In the years following the Spanish Flu, much of this land remained in the ownership of some of the same, original families, but the population of the community decreased dramatically in size. Baylor and Anne Johnson’s son, John B Johnson, sold the land he inherited from his parents to Robert Lewis “Bob” Carpenter, who purchased several parcels. Zora Carpenter Reid and her husband, Hamp, acquired some of Isaac and Laura Brown’s estate, when their property went into chancery following their deaths, including the Walker Cobler home place. They lived there until Hamp Reid’s death in 1935. Raymond Nelson, their nephew, acquired the property in 1940 and it remains in the hands of the Nelson heirs today. Elliott Carpenter and his family remained on their property on John Tucker Road until Elliott’s death in 1972. Robert Lewis Carpenter, Jr., the son of “Bob” Carpenter, eventually acquired nearly 130 acres here, which he owned until his death in 2001. [5]

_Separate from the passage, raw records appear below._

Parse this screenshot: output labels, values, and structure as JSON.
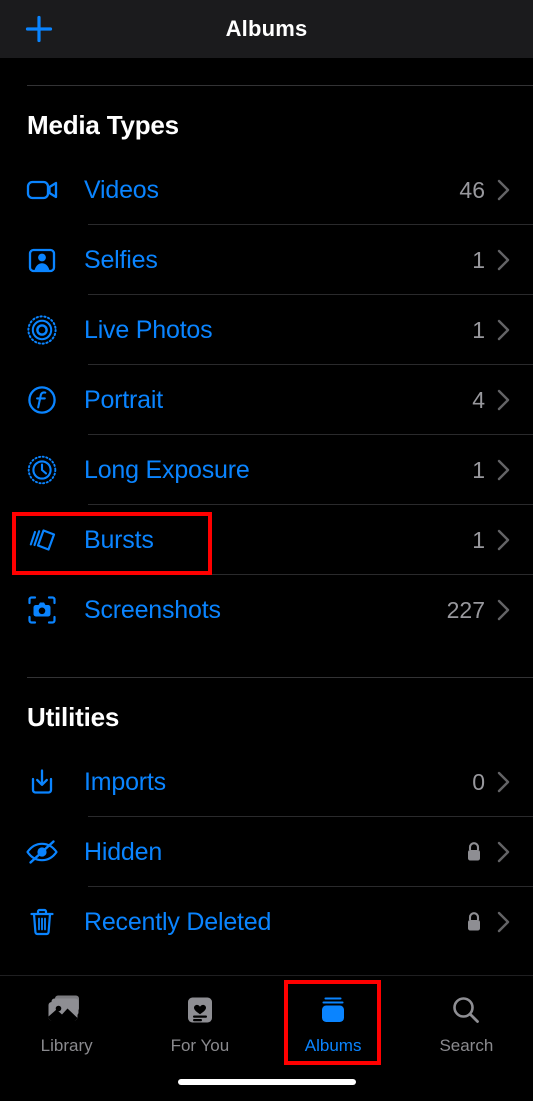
{
  "navbar": {
    "title": "Albums",
    "add_icon": "plus-icon"
  },
  "sections": [
    {
      "id": "media-types",
      "title": "Media Types",
      "rows": [
        {
          "id": "videos",
          "icon": "video-camera-icon",
          "label": "Videos",
          "count": "46",
          "locked": false
        },
        {
          "id": "selfies",
          "icon": "person-frame-icon",
          "label": "Selfies",
          "count": "1",
          "locked": false
        },
        {
          "id": "live-photos",
          "icon": "live-photo-icon",
          "label": "Live Photos",
          "count": "1",
          "locked": false
        },
        {
          "id": "portrait",
          "icon": "aperture-f-icon",
          "label": "Portrait",
          "count": "4",
          "locked": false
        },
        {
          "id": "long-exposure",
          "icon": "long-exposure-icon",
          "label": "Long Exposure",
          "count": "1",
          "locked": false
        },
        {
          "id": "bursts",
          "icon": "bursts-stack-icon",
          "label": "Bursts",
          "count": "1",
          "locked": false
        },
        {
          "id": "screenshots",
          "icon": "screenshot-icon",
          "label": "Screenshots",
          "count": "227",
          "locked": false
        }
      ]
    },
    {
      "id": "utilities",
      "title": "Utilities",
      "rows": [
        {
          "id": "imports",
          "icon": "import-tray-icon",
          "label": "Imports",
          "count": "0",
          "locked": false
        },
        {
          "id": "hidden",
          "icon": "eye-slash-icon",
          "label": "Hidden",
          "count": "",
          "locked": true
        },
        {
          "id": "recently-deleted",
          "icon": "trash-icon",
          "label": "Recently Deleted",
          "count": "",
          "locked": true
        }
      ]
    }
  ],
  "tabbar": {
    "tabs": [
      {
        "id": "library",
        "icon": "photo-stack-icon",
        "label": "Library",
        "active": false
      },
      {
        "id": "for-you",
        "icon": "for-you-card-icon",
        "label": "For You",
        "active": false
      },
      {
        "id": "albums",
        "icon": "albums-icon",
        "label": "Albums",
        "active": true
      },
      {
        "id": "search",
        "icon": "magnifier-icon",
        "label": "Search",
        "active": false
      }
    ]
  },
  "highlights": [
    {
      "id": "bursts-row-highlight",
      "target": "bursts",
      "color": "#ff0000"
    },
    {
      "id": "albums-tab-highlight",
      "target": "albums",
      "color": "#ff0000"
    }
  ],
  "colors": {
    "accent": "#0a84ff",
    "background": "#000000",
    "navbar_background": "#1b1b1d",
    "secondary_text": "#98989d",
    "separator": "#2a2a2c",
    "highlight": "#ff0000"
  }
}
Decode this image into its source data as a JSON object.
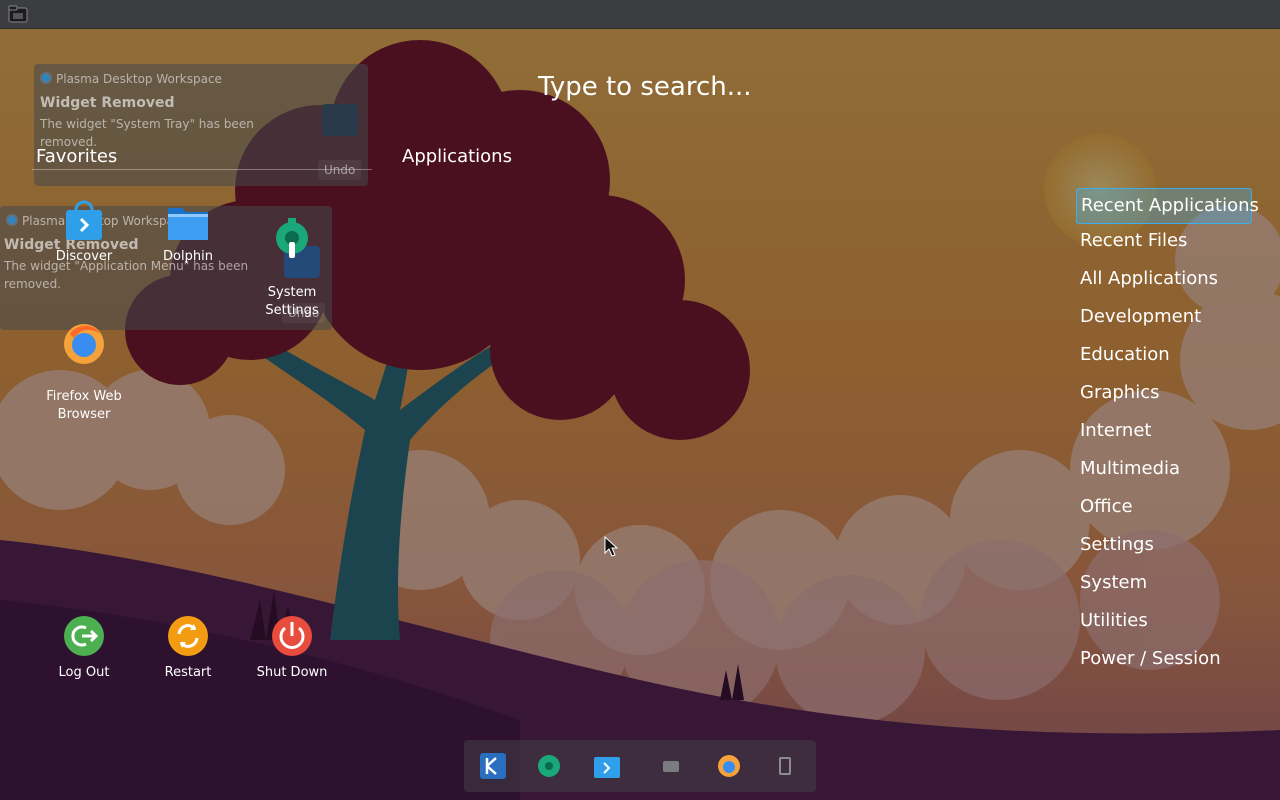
{
  "search": {
    "placeholder": "Type to search..."
  },
  "favorites": {
    "header": "Favorites",
    "items": [
      {
        "label": "Discover",
        "icon": "discover-icon"
      },
      {
        "label": "Dolphin",
        "icon": "folder-icon"
      },
      {
        "label": "System\nSettings",
        "icon": "settings-icon"
      },
      {
        "label": "Firefox Web\nBrowser",
        "icon": "firefox-icon"
      }
    ]
  },
  "applications": {
    "header": "Applications"
  },
  "session": {
    "items": [
      {
        "label": "Log Out",
        "icon": "logout-icon",
        "color": "#4caf50"
      },
      {
        "label": "Restart",
        "icon": "restart-icon",
        "color": "#f39c12"
      },
      {
        "label": "Shut Down",
        "icon": "power-icon",
        "color": "#e74c3c"
      }
    ]
  },
  "categories": [
    {
      "label": "Recent Applications",
      "active": true
    },
    {
      "label": "Recent Files"
    },
    {
      "label": "All Applications"
    },
    {
      "label": "Development"
    },
    {
      "label": "Education"
    },
    {
      "label": "Graphics"
    },
    {
      "label": "Internet"
    },
    {
      "label": "Multimedia"
    },
    {
      "label": "Office"
    },
    {
      "label": "Settings"
    },
    {
      "label": "System"
    },
    {
      "label": "Utilities"
    },
    {
      "label": "Power / Session"
    }
  ],
  "notifications": [
    {
      "app": "Plasma Desktop Workspace",
      "title": "Widget Removed",
      "body": "The widget \"System Tray\" has been removed.",
      "undo": "Undo"
    },
    {
      "app": "Plasma Desktop Workspace",
      "title": "Widget Removed",
      "body": "The widget \"Application Menu\" has been removed.",
      "undo": "Undo"
    }
  ],
  "colors": {
    "accent": "#3daee9",
    "sky": "#e9a24a",
    "tree": "#7a1a34"
  }
}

map of walker cobler farm
Map created by PEC for presentation purposes only. Data source: Madison County. Although efforts have been made to verify data, accuracy is not guaranteed. Map credit Watsun Randolph, PEC.

Today there are only a handful of reminders of this once thriving community, the most important being the community cemetery. Standing on a knoll amongst black walnut trees overlooking the Mahanes Farm to the west and Great Run to the south, the cemetery has numerous uninscribed fieldstones. Two engraved headstones mark the burials of Isaac Brown and his wife, Laura James Brown. The cemetery is laid out in roughly three long rows with burials oriented in the east-west direction. A visual assessment of the cemetery indicates that there are roughly 25 marked burials but likely upwards of 50 burials due to the number of unmarked depressions. Based on death records information, the cemetery was likely active from the mid-1870s, with the death of Walker Cobler in 1876, until the 1930s. It is believed that most of Cobler-James,  Baylor and Ann Johnson, and Carpenter families are buried here.

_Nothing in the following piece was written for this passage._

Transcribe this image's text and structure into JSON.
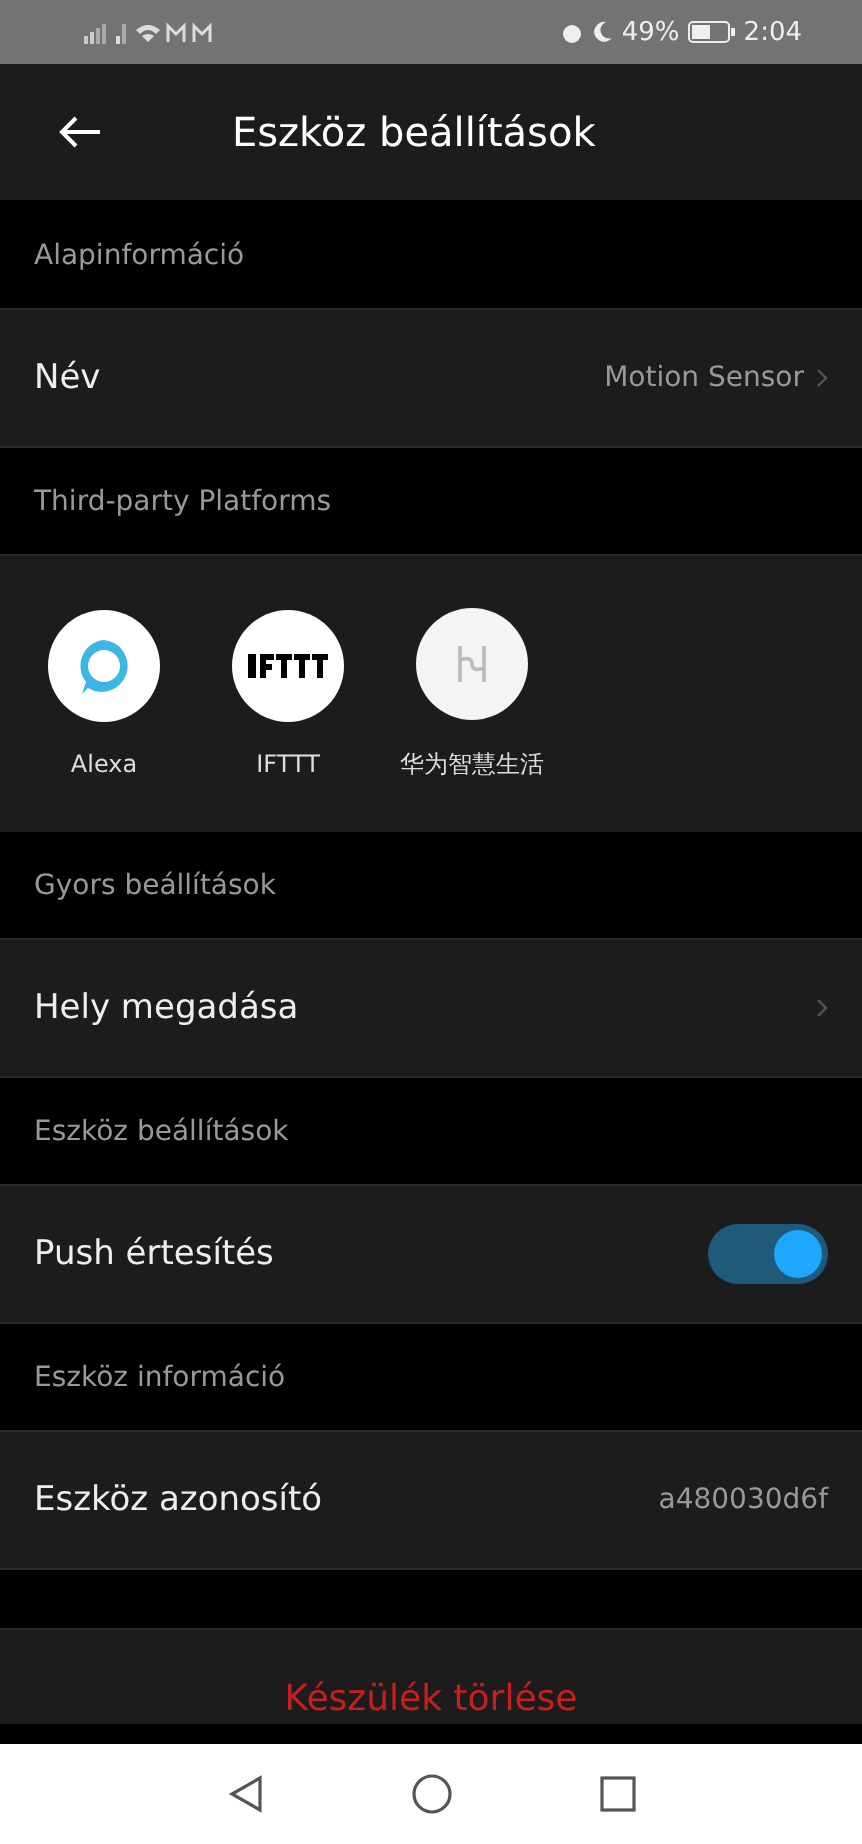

Recognizing these unique histories and preserving these important places are a crucial part of telling the full American story.

The cemetery is owned today by Judy Mahanes, part of a larger 168-acre farm, which has been in her family since the 1890s. Her farm includes part of the land originally owned by the Baylor and Ann Johnson family, which remained in the Johnson family into the 1950s. In 2013, Judy placed her farm into a conservation easement, held by The Piedmont Environmental Council, which will permanently protect the land and includes a special provision protecting the cemetery and its funerary markers.

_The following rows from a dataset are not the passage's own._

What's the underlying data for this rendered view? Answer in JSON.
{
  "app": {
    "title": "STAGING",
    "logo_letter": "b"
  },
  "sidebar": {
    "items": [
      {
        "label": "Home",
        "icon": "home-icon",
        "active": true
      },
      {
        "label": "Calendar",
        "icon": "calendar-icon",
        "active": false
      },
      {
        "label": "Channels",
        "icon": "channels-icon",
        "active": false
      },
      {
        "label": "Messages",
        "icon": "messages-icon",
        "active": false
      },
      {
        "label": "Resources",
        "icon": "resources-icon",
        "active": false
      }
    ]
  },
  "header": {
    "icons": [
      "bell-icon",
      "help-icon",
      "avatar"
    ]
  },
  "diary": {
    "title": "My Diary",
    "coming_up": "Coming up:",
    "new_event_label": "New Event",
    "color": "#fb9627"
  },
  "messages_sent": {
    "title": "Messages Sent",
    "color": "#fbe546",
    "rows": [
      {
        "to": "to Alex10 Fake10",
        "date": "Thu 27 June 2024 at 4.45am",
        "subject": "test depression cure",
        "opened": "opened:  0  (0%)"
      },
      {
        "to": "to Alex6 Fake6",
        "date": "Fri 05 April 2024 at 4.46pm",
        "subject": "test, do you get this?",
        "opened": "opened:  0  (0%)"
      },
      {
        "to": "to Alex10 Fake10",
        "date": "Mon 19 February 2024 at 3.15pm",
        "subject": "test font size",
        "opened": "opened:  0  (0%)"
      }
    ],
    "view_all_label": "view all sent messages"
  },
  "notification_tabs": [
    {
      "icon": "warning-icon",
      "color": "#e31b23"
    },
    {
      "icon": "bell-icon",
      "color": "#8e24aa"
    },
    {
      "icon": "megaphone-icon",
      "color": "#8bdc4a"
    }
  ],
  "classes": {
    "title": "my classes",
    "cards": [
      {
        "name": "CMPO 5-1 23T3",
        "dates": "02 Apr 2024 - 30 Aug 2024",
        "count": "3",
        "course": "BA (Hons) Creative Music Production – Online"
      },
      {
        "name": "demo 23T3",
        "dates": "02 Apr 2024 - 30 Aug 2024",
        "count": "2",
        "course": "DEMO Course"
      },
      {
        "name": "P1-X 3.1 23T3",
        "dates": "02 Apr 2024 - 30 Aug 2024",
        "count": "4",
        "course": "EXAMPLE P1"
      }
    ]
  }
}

Judy’s commitment to protecting her farm and the cemetery on it is an important step in identifying, documenting and preserving important historic sites across the state, which tell the story of historically under-represented and marginalized communities. The story of Walker Cobler and Margaret Carpenter is an incredible one that deserves more attention, but these tales of remarkable people and their triumph against adversity can be found in communities across the state. Recognizing these unique histories and preserving these important places are a crucial part of telling the full American story.

This article was originally published in Madison Historical Society’s January, 2021 newsletter ‘Preserving Yesterday Enriches Tomorrow’


[1] Statistics derived from 1850 and 1860 US population census results for Madison County.

[2] Walker was not shown as owning real estate in the 1860 census, but George M Racer sold 10 acres of land to him on July 2, 1850 for $100. This deed was recorded in Madison County on September 1, 1851.

[3] Data compiled from the 1910 Census Abstract Supplement for Virginia, accessed at https://www2.census.gov/library/publications/decennial/1910/abstract/supplement-va.pdf.

[4] The 1910 census shows them as living children of Laura Brown and daughter Julia resided in the home with her parents. By 1919, when the estate of Isaac and Laura is in chancery proceedings, there are no immediate living heirs, so it is suspected that both children were deceased at that time.

[5] The chain of title for the Walker Cobler property is incomplete, but the land tax books for 1940 show that Zora Reid, Hamp Reid’s wife, sold the land to George Nelson in 1940.